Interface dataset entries
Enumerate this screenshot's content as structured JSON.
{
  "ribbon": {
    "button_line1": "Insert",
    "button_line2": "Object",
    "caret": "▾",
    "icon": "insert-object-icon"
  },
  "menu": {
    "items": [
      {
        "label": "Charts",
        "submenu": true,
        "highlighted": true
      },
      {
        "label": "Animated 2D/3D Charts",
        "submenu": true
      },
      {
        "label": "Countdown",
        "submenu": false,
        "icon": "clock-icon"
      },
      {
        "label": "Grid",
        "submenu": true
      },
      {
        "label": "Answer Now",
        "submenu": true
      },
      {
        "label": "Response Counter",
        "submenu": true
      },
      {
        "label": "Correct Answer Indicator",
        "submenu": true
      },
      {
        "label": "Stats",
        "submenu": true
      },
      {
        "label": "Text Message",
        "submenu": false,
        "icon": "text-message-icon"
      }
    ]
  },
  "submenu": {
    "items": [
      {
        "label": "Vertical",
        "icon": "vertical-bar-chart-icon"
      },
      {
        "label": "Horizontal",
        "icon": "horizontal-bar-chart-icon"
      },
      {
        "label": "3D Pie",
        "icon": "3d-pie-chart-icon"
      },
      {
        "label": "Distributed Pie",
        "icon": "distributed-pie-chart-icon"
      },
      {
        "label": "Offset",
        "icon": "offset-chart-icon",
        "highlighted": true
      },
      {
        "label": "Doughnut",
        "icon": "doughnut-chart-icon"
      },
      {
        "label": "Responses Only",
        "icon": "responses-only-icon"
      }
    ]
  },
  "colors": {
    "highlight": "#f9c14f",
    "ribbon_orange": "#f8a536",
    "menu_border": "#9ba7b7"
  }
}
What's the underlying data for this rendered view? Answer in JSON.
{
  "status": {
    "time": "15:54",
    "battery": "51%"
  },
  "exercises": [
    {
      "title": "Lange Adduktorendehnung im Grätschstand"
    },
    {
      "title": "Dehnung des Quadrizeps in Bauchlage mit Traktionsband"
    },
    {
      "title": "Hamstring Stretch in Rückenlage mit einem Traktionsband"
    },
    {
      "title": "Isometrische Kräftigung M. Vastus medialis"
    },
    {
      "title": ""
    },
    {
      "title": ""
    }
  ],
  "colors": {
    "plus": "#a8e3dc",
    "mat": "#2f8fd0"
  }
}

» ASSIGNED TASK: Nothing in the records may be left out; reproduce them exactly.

» RESULT:
Enumerate this screenshot's content as structured JSON.
{
  "ribbon": {
    "button_line1": "Insert",
    "button_line2": "Object",
    "caret": "▾",
    "icon": "insert-object-icon"
  },
  "menu": {
    "items": [
      {
        "label": "Charts",
        "submenu": true,
        "highlighted": true
      },
      {
        "label": "Animated 2D/3D Charts",
        "submenu": true
      },
      {
        "label": "Countdown",
        "submenu": false,
        "icon": "clock-icon"
      },
      {
        "label": "Grid",
        "submenu": true
      },
      {
        "label": "Answer Now",
        "submenu": true
      },
      {
        "label": "Response Counter",
        "submenu": true
      },
      {
        "label": "Correct Answer Indicator",
        "submenu": true
      },
      {
        "label": "Stats",
        "submenu": true
      },
      {
        "label": "Text Message",
        "submenu": false,
        "icon": "text-message-icon"
      }
    ]
  },
  "submenu": {
    "items": [
      {
        "label": "Vertical",
        "icon": "vertical-bar-chart-icon"
      },
      {
        "label": "Horizontal",
        "icon": "horizontal-bar-chart-icon"
      },
      {
        "label": "3D Pie",
        "icon": "3d-pie-chart-icon"
      },
      {
        "label": "Distributed Pie",
        "icon": "distributed-pie-chart-icon"
      },
      {
        "label": "Offset",
        "icon": "offset-chart-icon",
        "highlighted": true
      },
      {
        "label": "Doughnut",
        "icon": "doughnut-chart-icon"
      },
      {
        "label": "Responses Only",
        "icon": "responses-only-icon"
      }
    ]
  },
  "colors": {
    "highlight": "#f9c14f",
    "ribbon_orange": "#f8a536",
    "menu_border": "#9ba7b7"
  }
}
What's the underlying data for this rendered view? Answer in JSON.
{
  "status": {
    "time": "15:54",
    "battery": "51%"
  },
  "exercises": [
    {
      "title": "Lange Adduktorendehnung im Grätschstand"
    },
    {
      "title": "Dehnung des Quadrizeps in Bauchlage mit Traktionsband"
    },
    {
      "title": "Hamstring Stretch in Rückenlage mit einem Traktionsband"
    },
    {
      "title": "Isometrische Kräftigung M. Vastus medialis"
    },
    {
      "title": ""
    },
    {
      "title": ""
    }
  ],
  "colors": {
    "plus": "#a8e3dc",
    "mat": "#2f8fd0"
  }
}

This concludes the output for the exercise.